JOEL DRUCKER: YES
Yes, largely due to everything from the shift in altitude, to the exceptional rigor of clay, to the need to find the best possible form—and stay healthy—as Roland Garros nears. The Sunshine Double is its own two-headed monster, but it ends in Miami, not Paris. The North American summer sequence leads to New York, but the mix of those tournaments occurring well into the tennis year, and the seamlessness of competing on uniform hard courts, slightly eases the challenge. But consider the twin poles of Madrid and Rome: different altitudes and even nuances in clay, all in preparation for the most physically demanding tournament of them all. That’s quite a steep climb. Reach at least the quarters of those two Roland Garros lead-up events and you’re likely quite clay-baked.
ZACH COHEN: YES
It's well-documented that even Rafael Nadal has had his struggles winning these two tournament back to back, and he's by far the best clay-court player ever. The clay surface is just extremely taxing on the body, which makes it hard to play your best tennis two weeks in a row.

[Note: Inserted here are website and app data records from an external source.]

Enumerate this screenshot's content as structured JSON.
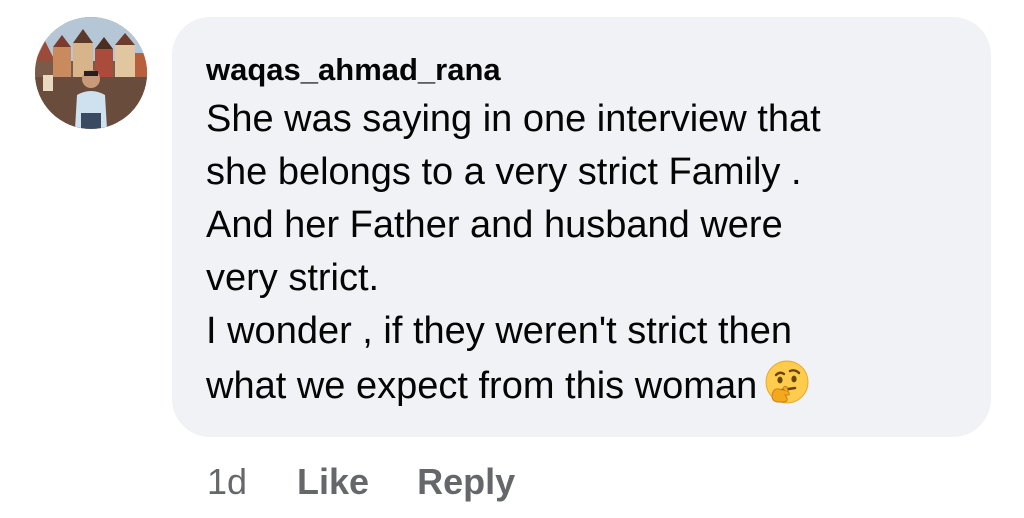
{
  "comment": {
    "author": "waqas_ahmad_rana",
    "lines": [
      "She was saying in one interview that",
      "she belongs to a very strict Family .",
      "And her Father and husband were",
      "very strict.",
      "I wonder , if they weren't strict then",
      "what we expect from this woman"
    ],
    "emoji_icon": "thinking-face-icon",
    "timestamp": "1d",
    "like_label": "Like",
    "reply_label": "Reply"
  },
  "colors": {
    "bubble_bg": "#f0f2f5",
    "meta_text": "#65676b",
    "text": "#050505"
  }
}
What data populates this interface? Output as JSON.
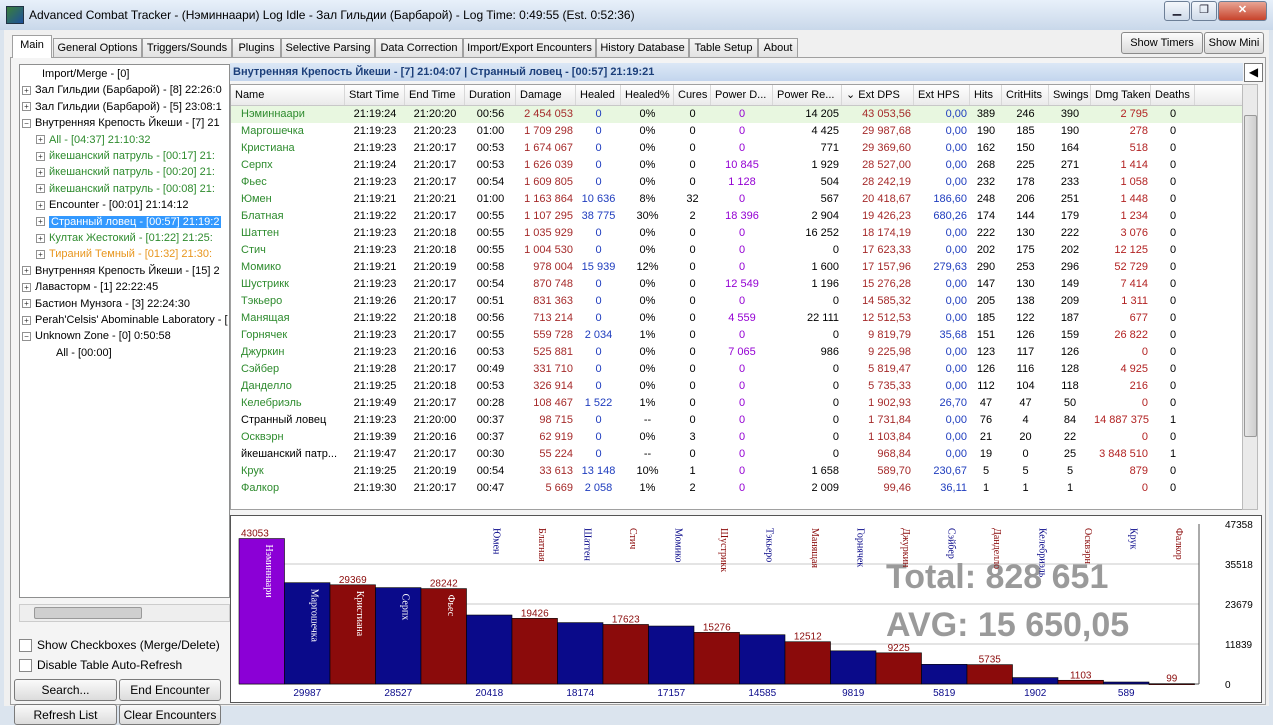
{
  "window": {
    "title": "Advanced Combat Tracker - (Нэминнаари) Log Idle - Зал Гильдии (Барбарой) - Log Time: 0:49:55 (Est. 0:52:36)",
    "min": "▁",
    "max": "❐",
    "close": "✕"
  },
  "tabs": [
    {
      "label": "Main"
    },
    {
      "label": "General Options"
    },
    {
      "label": "Triggers/Sounds"
    },
    {
      "label": "Plugins"
    },
    {
      "label": "Selective Parsing"
    },
    {
      "label": "Data Correction"
    },
    {
      "label": "Import/Export Encounters"
    },
    {
      "label": "History Database"
    },
    {
      "label": "Table Setup"
    },
    {
      "label": "About"
    }
  ],
  "top_buttons": {
    "show_timers": "Show Timers",
    "show_mini": "Show Mini"
  },
  "tree": [
    {
      "text": "Import/Merge - [0]",
      "level": 0,
      "expander": "",
      "color": "#000000"
    },
    {
      "text": "Зал Гильдии (Барбарой) - [8] 22:26:0",
      "level": 0,
      "expander": "+",
      "color": "#000000"
    },
    {
      "text": "Зал Гильдии (Барбарой) - [5] 23:08:1",
      "level": 0,
      "expander": "+",
      "color": "#000000"
    },
    {
      "text": "Внутренняя Крепость Йкеши - [7] 21",
      "level": 0,
      "expander": "−",
      "color": "#000000"
    },
    {
      "text": "All - [04:37] 21:10:32",
      "level": 1,
      "expander": "+",
      "color": "#2e8b2e"
    },
    {
      "text": "йкешанский патруль - [00:17] 21:",
      "level": 1,
      "expander": "+",
      "color": "#2e8b2e"
    },
    {
      "text": "йкешанский патруль - [00:20] 21:",
      "level": 1,
      "expander": "+",
      "color": "#2e8b2e"
    },
    {
      "text": "йкешанский патруль - [00:08] 21:",
      "level": 1,
      "expander": "+",
      "color": "#2e8b2e"
    },
    {
      "text": "Encounter - [00:01] 21:14:12",
      "level": 1,
      "expander": "+",
      "color": "#000000"
    },
    {
      "text": "Странный ловец - [00:57] 21:19:2",
      "level": 1,
      "expander": "+",
      "color": "#ffffff",
      "selected": true
    },
    {
      "text": "Култак Жестокий - [01:22] 21:25:",
      "level": 1,
      "expander": "+",
      "color": "#2e8b2e"
    },
    {
      "text": "Тираний Темный - [01:32] 21:30:",
      "level": 1,
      "expander": "+",
      "color": "#e8961e"
    },
    {
      "text": "Внутренняя Крепость Йкеши - [15] 2",
      "level": 0,
      "expander": "+",
      "color": "#000000"
    },
    {
      "text": "Лавасторм - [1] 22:22:45",
      "level": 0,
      "expander": "+",
      "color": "#000000"
    },
    {
      "text": "Бастион Мунзога - [3] 22:24:30",
      "level": 0,
      "expander": "+",
      "color": "#000000"
    },
    {
      "text": "Perah'Celsis' Abominable Laboratory - [",
      "level": 0,
      "expander": "+",
      "color": "#000000"
    },
    {
      "text": "Unknown Zone - [0] 0:50:58",
      "level": 0,
      "expander": "−",
      "color": "#000000"
    },
    {
      "text": "All - [00:00]",
      "level": 1,
      "expander": "",
      "color": "#000000"
    }
  ],
  "checks": {
    "show_checkboxes": "Show Checkboxes (Merge/Delete)",
    "disable_refresh": "Disable Table Auto-Refresh"
  },
  "buttons": {
    "search": "Search...",
    "end_encounter": "End Encounter",
    "refresh_list": "Refresh List",
    "clear_encounters": "Clear Encounters"
  },
  "encounter_header": "Внутренняя Крепость Йкеши - [7] 21:04:07  |  Странный ловец - [00:57] 21:19:21",
  "back_arrow": "◀",
  "table": {
    "columns": [
      "Name",
      "Start Time",
      "End Time",
      "Duration",
      "Damage",
      "Healed",
      "Healed%",
      "Cures",
      "Power D...",
      "Power Re...",
      "⌄ Ext DPS",
      "Ext HPS",
      "Hits",
      "CritHits",
      "Swings",
      "Dmg Taken",
      "Deaths"
    ],
    "rows": [
      [
        "Нэминнаари",
        "21:19:24",
        "21:20:20",
        "00:56",
        "2 454 053",
        "0",
        "0%",
        "0",
        "0",
        "14 205",
        "43 053,56",
        "0,00",
        "389",
        "246",
        "390",
        "2 795",
        "0"
      ],
      [
        "Маргошечка",
        "21:19:23",
        "21:20:23",
        "01:00",
        "1 709 298",
        "0",
        "0%",
        "0",
        "0",
        "4 425",
        "29 987,68",
        "0,00",
        "190",
        "185",
        "190",
        "278",
        "0"
      ],
      [
        "Кристиана",
        "21:19:23",
        "21:20:17",
        "00:53",
        "1 674 067",
        "0",
        "0%",
        "0",
        "0",
        "771",
        "29 369,60",
        "0,00",
        "162",
        "150",
        "164",
        "518",
        "0"
      ],
      [
        "Серпх",
        "21:19:24",
        "21:20:17",
        "00:53",
        "1 626 039",
        "0",
        "0%",
        "0",
        "10 845",
        "1 929",
        "28 527,00",
        "0,00",
        "268",
        "225",
        "271",
        "1 414",
        "0"
      ],
      [
        "Фьес",
        "21:19:23",
        "21:20:17",
        "00:54",
        "1 609 805",
        "0",
        "0%",
        "0",
        "1 128",
        "504",
        "28 242,19",
        "0,00",
        "232",
        "178",
        "233",
        "1 058",
        "0"
      ],
      [
        "Юмен",
        "21:19:21",
        "21:20:21",
        "01:00",
        "1 163 864",
        "10 636",
        "8%",
        "32",
        "0",
        "567",
        "20 418,67",
        "186,60",
        "248",
        "206",
        "251",
        "1 448",
        "0"
      ],
      [
        "Блатная",
        "21:19:22",
        "21:20:17",
        "00:55",
        "1 107 295",
        "38 775",
        "30%",
        "2",
        "18 396",
        "2 904",
        "19 426,23",
        "680,26",
        "174",
        "144",
        "179",
        "1 234",
        "0"
      ],
      [
        "Шаттен",
        "21:19:23",
        "21:20:18",
        "00:55",
        "1 035 929",
        "0",
        "0%",
        "0",
        "0",
        "16 252",
        "18 174,19",
        "0,00",
        "222",
        "130",
        "222",
        "3 076",
        "0"
      ],
      [
        "Стич",
        "21:19:23",
        "21:20:18",
        "00:55",
        "1 004 530",
        "0",
        "0%",
        "0",
        "0",
        "0",
        "17 623,33",
        "0,00",
        "202",
        "175",
        "202",
        "12 125",
        "0"
      ],
      [
        "Момико",
        "21:19:21",
        "21:20:19",
        "00:58",
        "978 004",
        "15 939",
        "12%",
        "0",
        "0",
        "1 600",
        "17 157,96",
        "279,63",
        "290",
        "253",
        "296",
        "52 729",
        "0"
      ],
      [
        "Шустрикк",
        "21:19:23",
        "21:20:17",
        "00:54",
        "870 748",
        "0",
        "0%",
        "0",
        "12 549",
        "1 196",
        "15 276,28",
        "0,00",
        "147",
        "130",
        "149",
        "7 414",
        "0"
      ],
      [
        "Тэкьеро",
        "21:19:26",
        "21:20:17",
        "00:51",
        "831 363",
        "0",
        "0%",
        "0",
        "0",
        "0",
        "14 585,32",
        "0,00",
        "205",
        "138",
        "209",
        "1 311",
        "0"
      ],
      [
        "Манящая",
        "21:19:22",
        "21:20:18",
        "00:56",
        "713 214",
        "0",
        "0%",
        "0",
        "4 559",
        "22 111",
        "12 512,53",
        "0,00",
        "185",
        "122",
        "187",
        "677",
        "0"
      ],
      [
        "Горнячек",
        "21:19:23",
        "21:20:17",
        "00:55",
        "559 728",
        "2 034",
        "1%",
        "0",
        "0",
        "0",
        "9 819,79",
        "35,68",
        "151",
        "126",
        "159",
        "26 822",
        "0"
      ],
      [
        "Джуркин",
        "21:19:23",
        "21:20:16",
        "00:53",
        "525 881",
        "0",
        "0%",
        "0",
        "7 065",
        "986",
        "9 225,98",
        "0,00",
        "123",
        "117",
        "126",
        "0",
        "0"
      ],
      [
        "Сэйбер",
        "21:19:28",
        "21:20:17",
        "00:49",
        "331 710",
        "0",
        "0%",
        "0",
        "0",
        "0",
        "5 819,47",
        "0,00",
        "126",
        "116",
        "128",
        "4 925",
        "0"
      ],
      [
        "Данделло",
        "21:19:25",
        "21:20:18",
        "00:53",
        "326 914",
        "0",
        "0%",
        "0",
        "0",
        "0",
        "5 735,33",
        "0,00",
        "112",
        "104",
        "118",
        "216",
        "0"
      ],
      [
        "Келебриэль",
        "21:19:49",
        "21:20:17",
        "00:28",
        "108 467",
        "1 522",
        "1%",
        "0",
        "0",
        "0",
        "1 902,93",
        "26,70",
        "47",
        "47",
        "50",
        "0",
        "0"
      ],
      [
        "Странный ловец",
        "21:19:23",
        "21:20:00",
        "00:37",
        "98 715",
        "0",
        "--",
        "0",
        "0",
        "0",
        "1 731,84",
        "0,00",
        "76",
        "4",
        "84",
        "14 887 375",
        "1"
      ],
      [
        "Осквэрн",
        "21:19:39",
        "21:20:16",
        "00:37",
        "62 919",
        "0",
        "0%",
        "3",
        "0",
        "0",
        "1 103,84",
        "0,00",
        "21",
        "20",
        "22",
        "0",
        "0"
      ],
      [
        "йкешанский патр...",
        "21:19:47",
        "21:20:17",
        "00:30",
        "55 224",
        "0",
        "--",
        "0",
        "0",
        "0",
        "968,84",
        "0,00",
        "19",
        "0",
        "25",
        "3 848 510",
        "1"
      ],
      [
        "Крук",
        "21:19:25",
        "21:20:19",
        "00:54",
        "33 613",
        "13 148",
        "10%",
        "1",
        "0",
        "1 658",
        "589,70",
        "230,67",
        "5",
        "5",
        "5",
        "879",
        "0"
      ],
      [
        "Фалкор",
        "21:19:30",
        "21:20:17",
        "00:47",
        "5 669",
        "2 058",
        "1%",
        "2",
        "0",
        "2 009",
        "99,46",
        "36,11",
        "1",
        "1",
        "1",
        "0",
        "0"
      ]
    ]
  },
  "chart": {
    "total": "Total:  828 651",
    "avg": "AVG:  15 650,05",
    "axis_right": [
      "47358",
      "35518",
      "23679",
      "11839",
      "0"
    ],
    "y_max": 47358,
    "colors": {
      "top": "#8b00d6",
      "blue": "#0a0a8a",
      "red": "#8b0b0b"
    }
  },
  "chart_data": {
    "type": "bar",
    "categories": [
      "Нэминнаари",
      "Маргошечка",
      "Кристиана",
      "Серпх",
      "Фьес",
      "Юмен",
      "Блатная",
      "Шаттен",
      "Стич",
      "Момико",
      "Шустрикк",
      "Тэкьеро",
      "Манящая",
      "Горнячек",
      "Джуркин",
      "Сэйбер",
      "Данделло",
      "Келебриэль",
      "Осквэрн",
      "Крук",
      "Фалкор"
    ],
    "values": [
      43053,
      29987,
      29369,
      28527,
      28242,
      20418,
      19426,
      18174,
      17623,
      17157,
      15276,
      14585,
      12512,
      9819,
      9225,
      5819,
      5735,
      1902,
      1103,
      589,
      99
    ],
    "value_labels": [
      "43053",
      "29987",
      "29369",
      "28527",
      "28242",
      "20418",
      "19426",
      "18174",
      "17623",
      "17157",
      "15276",
      "14585",
      "12512",
      "9819",
      "9225",
      "5819",
      "5735",
      "1902",
      "1103",
      "589",
      "99"
    ],
    "ylim": [
      0,
      47358
    ]
  }
}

NINA PANTIC: NO
Though the clay courts of Madrid and Rome are more grueling, the fields at Indian Wells and Miami tend to deeper, not to mention significantly bigger. Players prioritize the U.S. hardcourt swing, while many are prone to pulling out of Madrid or Rome to ensure their best health for Roland Garros. There’s also the added environmental challenges of Indian Wells and Miami, particularly making the switch from dry desert heat to humid tropical heat.
ED MCGROGAN: NO
For years, I thought Indian Wells and Miami was the most difficult double—for seeded players, both tournaments require six victories to win the title. But the extended schedule at these events affords players more rest than other Masters events, and completing the “Sunshine Double” hasn't been a rarity: it's been done seven times since 2005 on the ATP tour, and twice on the WTA. If the Williams sisters had been playing Indian Wells each year, I’m sure that WTA number would be greater.
The Madrid-Rome double may be the toughest to achieve at the moment—even Rafa has done it twice—but I’m going with Canada-Cincinnati overall. It comes after a rigorous stretch of summer tennis in Europe, with Canada typically the first tournament top players play after Wimbledon. There’s an inherent adjustment period, and the fast hard courts and energy-sapping temperatures at both events can lead to some unusual results. It’s only been achieved four times on the ATP tour, and just once since 2004—not by Federer or Djokovic, but by Nadal.
ASHLEY NDEBELE: NO
While all three have their own challenges, I would say it’s the Canada and Cincinnati double that is the most difficult to achieve mainly because by the time it comes around in August, the players are a little spent. The 11-month tour schedule that kicks off in January is very demanding, and so to expect to win back-to-back Masters later in the year--in two weeks—is a tall order that only Andre Agassi, Andy Roddick, Patrick Rafter, and Nadal have achieved.
STEVE FLINK: NO
This might be the toughest call yet. With Indian Wells and Miami, there is more time for the champion to recover from winning in California. The player who rules at Indian Wells on a Sunday afternoon will not play in Miami until six days later. They have time to recover, but it is still very difficult to get it done. Madrid and Rome is back to back weeks on clay, and the Madrid victor only gets two days off before going back to work. That is a formidable physical feat. But I believe the toughest double might well be Canada and Cincinnati. That is usually ten matches over twelve or thirteen days in the peak of summer. I vote for that double as the most demanding of all. Competing on hard courts two weeks in a row against stellar fields at that time of the year is enormously demanding.
About Tough Call:
In Tough Call, our TC Live panelists debate the toughest questions in tennis. Is Roger Federer or Rafael Nadal the GOAT? Who would win between 2007 Serena Williams and 2017 Serena Williams? On court coaching - yes or no? Tennis is a competitive, one on one sport. In Tough Call our experts debate - and our viewers decide who wins.